If you’re like me, then you’ve got a small company that needs more attention online. We could hire an expensive production company to create one glittering video. But there’s a better way. The camera quality on most smartphones makes it possible to produce our own videos at little or no cost.
Nowadays, it’s the norm for companies to hire actors or create animations instead of talking about their brand themselves. However, no paid actor or cute cartoon can sell your product like you can. You built your electronics recycling and/or reuse business on word of mouth and personal connections, and video is the way to keep making more of those connections online.
All it takes is your face, your phone, and a little planning.
I’ve worked in professional video production for a few years and see there is great value in it. But you can create quality video that connects with your audience without breaking the bank. Here are the steps I use to market my product with effective video.
Chart your course with a great outline
- Identify the problem your product solves. Your business exists to solve problems, yet it’s easy to overlook this when creating an outline for a video. What problem does your product seek to solve? Distill your mission until it rolls off your tongue. One rule: The problem can NOT be that your customers haven’t bought your product. Your product enables your customer to solve the problem. Make that clear in your video.
- Aggravate the problem. The original Squatty Potty ad changed the advertising world forever. Created by Harmon Brothers, the ad makes it painfully clear that when it comes to going No. 2, you’re doing it wrong. How wrong? Just watch the ad (again) and notice the time they spend examining the problem and suggesting unlikely solutions. By the end of that sequence, the audience is more than ready to hear what, oh what, can help us solve this problem.

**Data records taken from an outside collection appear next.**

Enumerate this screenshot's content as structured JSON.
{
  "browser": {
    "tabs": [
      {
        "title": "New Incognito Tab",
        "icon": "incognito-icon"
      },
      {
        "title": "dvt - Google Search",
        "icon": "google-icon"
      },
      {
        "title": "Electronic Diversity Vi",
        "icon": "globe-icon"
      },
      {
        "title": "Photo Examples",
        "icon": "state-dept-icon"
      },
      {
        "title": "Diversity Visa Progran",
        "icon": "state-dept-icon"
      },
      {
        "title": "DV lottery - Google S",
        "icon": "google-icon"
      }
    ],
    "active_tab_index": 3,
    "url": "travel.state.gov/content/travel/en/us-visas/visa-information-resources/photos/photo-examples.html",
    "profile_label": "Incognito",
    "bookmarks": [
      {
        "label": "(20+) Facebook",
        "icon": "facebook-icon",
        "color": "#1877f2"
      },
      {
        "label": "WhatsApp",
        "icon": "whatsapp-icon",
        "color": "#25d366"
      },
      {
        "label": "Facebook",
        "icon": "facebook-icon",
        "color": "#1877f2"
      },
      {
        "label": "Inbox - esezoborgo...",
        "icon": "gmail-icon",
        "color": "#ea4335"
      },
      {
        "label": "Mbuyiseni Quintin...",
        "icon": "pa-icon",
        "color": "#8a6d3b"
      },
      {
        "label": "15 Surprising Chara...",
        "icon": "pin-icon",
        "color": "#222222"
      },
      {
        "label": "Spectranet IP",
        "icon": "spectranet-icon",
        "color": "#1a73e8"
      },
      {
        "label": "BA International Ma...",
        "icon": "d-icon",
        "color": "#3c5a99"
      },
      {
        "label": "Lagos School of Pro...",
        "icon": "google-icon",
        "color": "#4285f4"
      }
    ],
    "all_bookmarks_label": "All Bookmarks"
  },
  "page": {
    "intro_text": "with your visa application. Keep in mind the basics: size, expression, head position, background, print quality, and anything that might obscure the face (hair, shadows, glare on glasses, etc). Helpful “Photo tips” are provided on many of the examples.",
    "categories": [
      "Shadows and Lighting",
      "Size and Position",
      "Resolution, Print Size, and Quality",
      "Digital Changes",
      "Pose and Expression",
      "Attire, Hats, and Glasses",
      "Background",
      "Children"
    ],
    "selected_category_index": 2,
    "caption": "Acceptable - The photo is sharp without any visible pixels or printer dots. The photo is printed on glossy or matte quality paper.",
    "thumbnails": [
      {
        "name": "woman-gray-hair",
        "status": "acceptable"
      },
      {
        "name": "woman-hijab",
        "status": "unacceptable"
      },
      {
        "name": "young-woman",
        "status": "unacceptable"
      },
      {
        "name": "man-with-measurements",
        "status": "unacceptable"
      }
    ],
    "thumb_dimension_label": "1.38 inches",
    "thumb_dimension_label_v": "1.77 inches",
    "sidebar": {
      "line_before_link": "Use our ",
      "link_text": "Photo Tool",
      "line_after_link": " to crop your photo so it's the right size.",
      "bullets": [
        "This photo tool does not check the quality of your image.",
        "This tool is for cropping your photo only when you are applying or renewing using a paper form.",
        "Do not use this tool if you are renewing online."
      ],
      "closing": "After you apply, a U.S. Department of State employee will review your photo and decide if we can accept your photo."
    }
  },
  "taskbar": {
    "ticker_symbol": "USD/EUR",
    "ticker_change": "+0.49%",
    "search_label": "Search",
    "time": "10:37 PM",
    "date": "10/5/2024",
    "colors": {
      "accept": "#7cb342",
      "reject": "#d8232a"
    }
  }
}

- Introduce your product or service. You’ve explained to them that dumping that CRT monitor into the woods pollutes groundwater. You’ve suggested that they could haul its hulking mass out to the local county recycling center. By now, they’re cringing at the idea of another weekend spent idling in their hot cars at a smelly processing plant. It’s time to offer a better solution: your neighborhood e-waste recycling plant.
You don’t need to make an infomercial, and you certainly don’t need to get in touch with (and worse, pay) a TV station. You’re passionate about your company’s mission, and it’s time to offer your valuable service. It’s a generous act. You’re saving your audience time and effort.
Make it real: produce your video
Shooting on your phone doesn’t have to look or sound like early 2000s flip-phone footage. Here’s how to get the best from your phone.
- Talk to what matters: Find your phone’s mic and camera. While the visual elements are essential, good audio is crucial to an effective video. Garbled audio in an otherwise beautiful video is a quick turn-off to your audience. Depending on your phone, the microphone will either be screen-side or back-side. To find your phone’s microphone, all you need to do is listen. Hit record with the screen facing you and tell the phone what you had for breakfast. Flip it to the back-side, repeat yourself, and listen back. If you notice that the recording is louder and clearer on one side of the phone, that’s where your mic is. Record on that side of the phone.
- Record where you work. Context is king. If your brand is outdoorsy, record outside. If you’re a creative agency, show off that Pinterest-worthy office. If you’re a processing facility, then the warehouse during a quiet moment (or not) is the right location. You don’t need a professional studio.
- Do. Not. Edit (for now). Record without the intention of editing later. Practice delivering your script. Nail it in one take. Yes, I know you want to look and sound your best. That’s why I encourage you to practice your outline without relying on editing. If you replay the video and it doesn’t sound right, record it again. Recording takes less time than editing something that’s not quite right to begin with. There is a time for hiring a production company or videographer to market your product. But that is not the time to realize that you’re uncomfortable in front of a camera. Recording your own videos pushes you to exercise your communication skills and refine your ideas. When the time comes to hire a production crew, you’ll be ready.
Upload your video
One more thing: Your videos might get comments. They should! Thank everyone who takes the time to write. They gave you their attention, so show your gratitude. Write down any repeated questions and consider making another video to address them.
This is a long game.
And it gets easier over time.
It’s often said that every business is now a publishing company first and a business second. That’s huge. Publishing your videos and other content is key to getting the attention you need to grow your business.
Upload as often as you can, and always make videos that help your customers improve their lives.
Break a leg and keep learning! This will be fun.
If you’re interested in learning more, visit my website for a free 3-part video series.
Stephen Brouillette is owner of Spice Rack Media. He previously ran e-commerce operations at Frederick, Md. e-scrap processor e-End.
The views and opinions expressed are those of the author and do not imply endorsement by Resource Recycling, Inc. If you have a subject you wish to cover in an op-ed, please send a short proposal to [email protected] for consideration.